Our daily lives take on a familiarity that provides us with a sense of stability and security. Even those who travel frequently have familiarities, such as airports and hotel rooms.
So when our familiar life is disrupted by a disaster, we naturally experience a strong stress-reaction to the unwanted change and increased uncertainty.
Whether you have recently experienced a disaster or know people who have, it is important to realize which responses are normal considering the circumstances. It is also useful to know that recovery from disasters can take months or years; people do not wake up one day magically recovered from a traumatic experience.
10 Normal Responses to Disaster
- intense feelings: anxiety, grief, anger, depression
- survival worries
- financial worries related to rebuilding and retirement
- difficulty trusting, being suspicious or wary
- feeling isolated, alone, or cut off
- disturbing visual memories
- trouble sleeping and appetite changes
- irritability or apathy, mood swings
- frustration about paperwork for relief or insurance services

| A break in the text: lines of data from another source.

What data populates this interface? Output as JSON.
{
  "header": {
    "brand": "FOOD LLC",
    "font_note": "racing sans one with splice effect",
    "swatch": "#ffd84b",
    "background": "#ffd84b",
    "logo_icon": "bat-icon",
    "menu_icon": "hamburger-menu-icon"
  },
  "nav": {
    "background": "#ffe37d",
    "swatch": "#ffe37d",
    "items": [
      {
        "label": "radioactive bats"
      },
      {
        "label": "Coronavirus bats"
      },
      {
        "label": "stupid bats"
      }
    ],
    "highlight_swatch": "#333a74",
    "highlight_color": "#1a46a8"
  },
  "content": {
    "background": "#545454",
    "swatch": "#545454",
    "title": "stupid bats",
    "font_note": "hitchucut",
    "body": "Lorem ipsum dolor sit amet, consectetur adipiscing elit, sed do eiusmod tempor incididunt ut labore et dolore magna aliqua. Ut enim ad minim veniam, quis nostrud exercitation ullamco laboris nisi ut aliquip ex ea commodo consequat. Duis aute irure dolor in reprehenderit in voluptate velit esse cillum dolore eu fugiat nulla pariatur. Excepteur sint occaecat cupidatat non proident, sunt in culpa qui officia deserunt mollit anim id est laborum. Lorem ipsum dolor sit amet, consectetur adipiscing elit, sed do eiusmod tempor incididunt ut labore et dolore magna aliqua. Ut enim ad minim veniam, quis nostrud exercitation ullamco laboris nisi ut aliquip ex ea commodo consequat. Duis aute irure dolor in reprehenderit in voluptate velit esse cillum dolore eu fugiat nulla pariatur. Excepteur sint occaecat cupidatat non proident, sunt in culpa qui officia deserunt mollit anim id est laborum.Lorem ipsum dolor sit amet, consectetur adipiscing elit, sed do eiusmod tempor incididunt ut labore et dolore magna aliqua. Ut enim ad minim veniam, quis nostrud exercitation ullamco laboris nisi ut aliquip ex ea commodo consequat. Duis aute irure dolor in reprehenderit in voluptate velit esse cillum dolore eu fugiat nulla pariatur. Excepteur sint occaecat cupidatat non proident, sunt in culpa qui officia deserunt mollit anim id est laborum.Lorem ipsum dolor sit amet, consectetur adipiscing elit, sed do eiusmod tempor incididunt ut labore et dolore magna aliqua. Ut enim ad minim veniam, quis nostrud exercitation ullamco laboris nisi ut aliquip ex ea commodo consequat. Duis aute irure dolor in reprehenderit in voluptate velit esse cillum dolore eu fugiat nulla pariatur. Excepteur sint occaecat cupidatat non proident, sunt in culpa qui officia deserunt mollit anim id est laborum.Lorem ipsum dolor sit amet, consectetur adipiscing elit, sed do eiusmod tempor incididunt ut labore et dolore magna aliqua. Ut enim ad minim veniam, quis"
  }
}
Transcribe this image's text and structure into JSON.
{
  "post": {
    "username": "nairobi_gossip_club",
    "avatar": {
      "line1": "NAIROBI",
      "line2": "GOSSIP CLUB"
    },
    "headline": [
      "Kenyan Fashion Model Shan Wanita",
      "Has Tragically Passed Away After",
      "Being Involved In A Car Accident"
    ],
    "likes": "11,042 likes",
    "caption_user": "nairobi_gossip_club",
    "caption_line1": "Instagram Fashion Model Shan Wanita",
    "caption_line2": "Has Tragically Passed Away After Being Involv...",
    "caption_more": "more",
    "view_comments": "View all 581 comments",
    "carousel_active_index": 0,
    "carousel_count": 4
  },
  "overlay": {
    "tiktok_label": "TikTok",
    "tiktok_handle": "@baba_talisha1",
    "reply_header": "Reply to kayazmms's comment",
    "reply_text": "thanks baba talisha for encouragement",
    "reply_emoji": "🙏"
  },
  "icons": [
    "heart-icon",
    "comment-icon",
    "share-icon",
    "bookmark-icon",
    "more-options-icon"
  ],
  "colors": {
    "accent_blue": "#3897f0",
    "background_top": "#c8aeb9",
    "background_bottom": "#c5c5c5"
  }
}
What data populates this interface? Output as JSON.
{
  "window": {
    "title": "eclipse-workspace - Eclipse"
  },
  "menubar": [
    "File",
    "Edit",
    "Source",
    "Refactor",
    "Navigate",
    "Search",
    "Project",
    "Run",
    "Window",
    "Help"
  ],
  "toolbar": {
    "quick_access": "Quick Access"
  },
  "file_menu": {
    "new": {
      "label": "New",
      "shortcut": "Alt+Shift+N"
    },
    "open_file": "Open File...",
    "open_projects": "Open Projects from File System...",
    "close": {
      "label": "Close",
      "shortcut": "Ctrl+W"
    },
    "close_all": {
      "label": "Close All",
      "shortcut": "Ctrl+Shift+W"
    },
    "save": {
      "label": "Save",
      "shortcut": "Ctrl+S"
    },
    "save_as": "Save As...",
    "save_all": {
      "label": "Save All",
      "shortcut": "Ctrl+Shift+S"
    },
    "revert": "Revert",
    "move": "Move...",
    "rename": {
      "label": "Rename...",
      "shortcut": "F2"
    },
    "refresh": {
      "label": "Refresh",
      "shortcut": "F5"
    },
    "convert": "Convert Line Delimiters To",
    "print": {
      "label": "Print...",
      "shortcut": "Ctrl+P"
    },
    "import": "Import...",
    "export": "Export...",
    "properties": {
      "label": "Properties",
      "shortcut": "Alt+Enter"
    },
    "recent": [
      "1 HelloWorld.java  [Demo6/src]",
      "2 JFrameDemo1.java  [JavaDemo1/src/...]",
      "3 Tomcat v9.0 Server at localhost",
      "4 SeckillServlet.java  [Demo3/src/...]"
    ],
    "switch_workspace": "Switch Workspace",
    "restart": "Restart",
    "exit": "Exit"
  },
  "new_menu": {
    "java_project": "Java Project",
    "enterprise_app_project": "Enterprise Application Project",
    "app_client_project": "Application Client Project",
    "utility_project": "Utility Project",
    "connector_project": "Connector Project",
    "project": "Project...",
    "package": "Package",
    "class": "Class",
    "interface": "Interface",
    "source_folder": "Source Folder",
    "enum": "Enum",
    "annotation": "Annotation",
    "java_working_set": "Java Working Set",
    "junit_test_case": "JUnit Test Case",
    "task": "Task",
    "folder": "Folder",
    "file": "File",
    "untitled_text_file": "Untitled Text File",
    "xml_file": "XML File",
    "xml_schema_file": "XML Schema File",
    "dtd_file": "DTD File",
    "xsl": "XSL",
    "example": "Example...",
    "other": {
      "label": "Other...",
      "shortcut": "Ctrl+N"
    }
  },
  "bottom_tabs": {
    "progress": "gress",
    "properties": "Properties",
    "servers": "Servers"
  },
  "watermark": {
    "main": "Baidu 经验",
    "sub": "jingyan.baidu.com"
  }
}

Although a person’s most intense reactions may be during the year following a disaster, full adjustment can take two to seven years. Even after coming to terms with what happened, some people will forever think of time in terms of before the disaster, and after.
Post trauma, children can revert to old behaviors such as sucking their thumb as a way of managing their feelings. They may fear leaving their parent’s side and be very disturbed by the loss of family routine.
Senior adults may have strong feelings over losing personal items that connected them to their past, and like children, they are sensitive to the loss of their usual routine. Adults of all ages may experience an increase of symptoms from medical conditions owed to the added stress.
Six Suggestions for Reducing Disaster Anxiety
- Establish some routine quickly. Even if you are relocated, a bedtime routine can be comforting, particularly to children.
- Breathe slowly and deeply, mouth closed, completely filling the bottom of your lungs as you inhale.
- You will need to talk about your experience and feelings, but it will not help to dwell on what happened. Keep your mind in the present with practical activities, being with friends and family and grabbing any opportunity to have fun.
- Be patient with yourself; you will be more functional some days than others. Disasters require us to be resilient and strong, but it may cause an emotional disaster if you attempt to deny your feelings. If you spend today in tears, it will allow you to adjust and feel stronger tomorrow.
- Although loss is not funny, life never ceases to be humorous. Laugh when you can.
- If you are experiencing anxiety from hearing about a disaster in the media and cannot stop worrying about it, follow the same suggestions.
Never hesitate to seek professional help if your anxiety or despair become unmanageable.
Source: Eye of the Storm